It's probably a pretty safe assumption that by now, 193 days into Project 365, I have driven away all readers who thoroughly dislike good food, so might as well proceed on the path of food madness!
This is fresh penne pasta with a "San Giovanniello" sauce that contains San Francisco-made prosciutto along with fresh, local, tomatoes, basil, and garlic. Mmmmmm.
Starbucks, fueling the throw-away society since 1971.
Now, don't get me wrong, I like my cappuccino as much as the next guy, but it greatly saddens me just how much trash your average to-go coffee place actually produces. The semi-proudly presented recycling subtext on the cups ("contains 10% post-consumer recycled fiber" or so) provides little consolation in the light of, well, 90% fresh tree (along with a plastic lid) being dropped into the nearest to-the-landfill trash can after a mere 15 minutes of caffeination.
This is a Caltrain, as it is leaving Mountain View station, southbound.
Turns out, fisheye lenses are great for things like trains. However, I also realize this is hopelessly overexposed. I'm going to need to continue tweaking the settings until I know what my camera does with a fully manual lens it can't talk to.
These three flags decorate my office: The US and German flags are easy to recognize, but what's the other one for? Glad you asked! It's the local flag of the German region of Baden. It's not a state by itself (anymore), but a region with a long, eventful heritage and, accordingly, a strong sense of pride among the locals.

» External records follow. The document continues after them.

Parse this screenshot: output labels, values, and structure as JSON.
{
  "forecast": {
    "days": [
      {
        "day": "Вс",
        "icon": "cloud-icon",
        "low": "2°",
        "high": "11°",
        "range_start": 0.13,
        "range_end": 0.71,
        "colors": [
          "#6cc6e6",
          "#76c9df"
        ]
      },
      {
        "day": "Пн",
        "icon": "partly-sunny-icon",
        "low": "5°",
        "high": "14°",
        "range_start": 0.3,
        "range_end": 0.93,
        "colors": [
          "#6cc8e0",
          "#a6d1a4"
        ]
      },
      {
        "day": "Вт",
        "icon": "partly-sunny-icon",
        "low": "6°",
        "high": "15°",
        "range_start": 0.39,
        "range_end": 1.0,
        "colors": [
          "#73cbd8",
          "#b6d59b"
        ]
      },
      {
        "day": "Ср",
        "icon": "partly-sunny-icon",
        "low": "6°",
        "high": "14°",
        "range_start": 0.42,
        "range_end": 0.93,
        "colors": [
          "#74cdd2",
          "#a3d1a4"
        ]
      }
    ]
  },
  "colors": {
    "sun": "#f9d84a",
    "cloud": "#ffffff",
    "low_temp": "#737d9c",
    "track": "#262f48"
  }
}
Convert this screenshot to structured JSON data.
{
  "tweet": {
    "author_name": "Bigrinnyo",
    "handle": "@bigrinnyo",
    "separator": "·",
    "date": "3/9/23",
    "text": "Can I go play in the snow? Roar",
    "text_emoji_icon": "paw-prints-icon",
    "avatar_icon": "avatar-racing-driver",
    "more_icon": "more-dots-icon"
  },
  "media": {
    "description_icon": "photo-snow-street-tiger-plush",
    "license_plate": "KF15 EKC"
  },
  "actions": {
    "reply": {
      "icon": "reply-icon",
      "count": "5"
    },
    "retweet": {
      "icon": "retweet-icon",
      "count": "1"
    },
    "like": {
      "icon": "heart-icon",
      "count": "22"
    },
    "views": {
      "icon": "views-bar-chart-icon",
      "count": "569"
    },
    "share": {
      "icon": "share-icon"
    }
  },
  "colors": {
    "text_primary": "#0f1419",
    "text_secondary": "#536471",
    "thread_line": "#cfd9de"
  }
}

Now, in general, plastering everything with flags in the US is deemed acceptable. Back home in Germany, I found the opposite to be true: After the Nazi government thoroughly overused flags in every conceivable way, in post-war Germany it commonly results in raised eyebrows when private people put up flags (except during the soccer world cup). However, local flags (be they state flags or regional) are shown off with much more pride and generally accepted as a declaration of heritage.
Of course, in my office, I get to make the rules so I can hoist whatever flags I like :)
Important business decisions are best made over a glass of Jameson + Ginger Ale1, and a cigar if one was so inclined2.
1) nope, until today I didn't know that was a valid drink, either! 2) I was not, but whatever floats your boat.
Today, my new fisheye lens arrived, and it seems it's capable of some fabulous pictures! This is today's sun, a few minutes before sunset. Note the nicely bent lines that are straight in real life...
The lens is actually fully manual, making it somewhat challenging to use, but I wouldn't have a photo project if I wasn't looking for a challenge ;)
Part of Mozilla's conference rooms are named after Internet memes (did I mention we are nerds?). So, besides rooms like "Dancing Baby", "Win", and "All Your Base", we also have "Bikeshed", a reference to Parkinson's Law of Triviality (as Wikipedia helpfully suggests).
Appropriately, this room has been consistently used to park bikes for quite some time now. So this week, it was turned into an actual bikeshed. Out with table and screen, in with bike racks. Nice!
These are some beautiful sun flowers we found at the farmers' market. I really like how, besides the familiar yellow and brown, they are also red in the middle. Very pretty.
At the same time, they also sued MasterCard and Visa in Denmark for their interfering with WikiLeaks' donations, which they call a "financial blockage".
Here's the viral video in all its glory: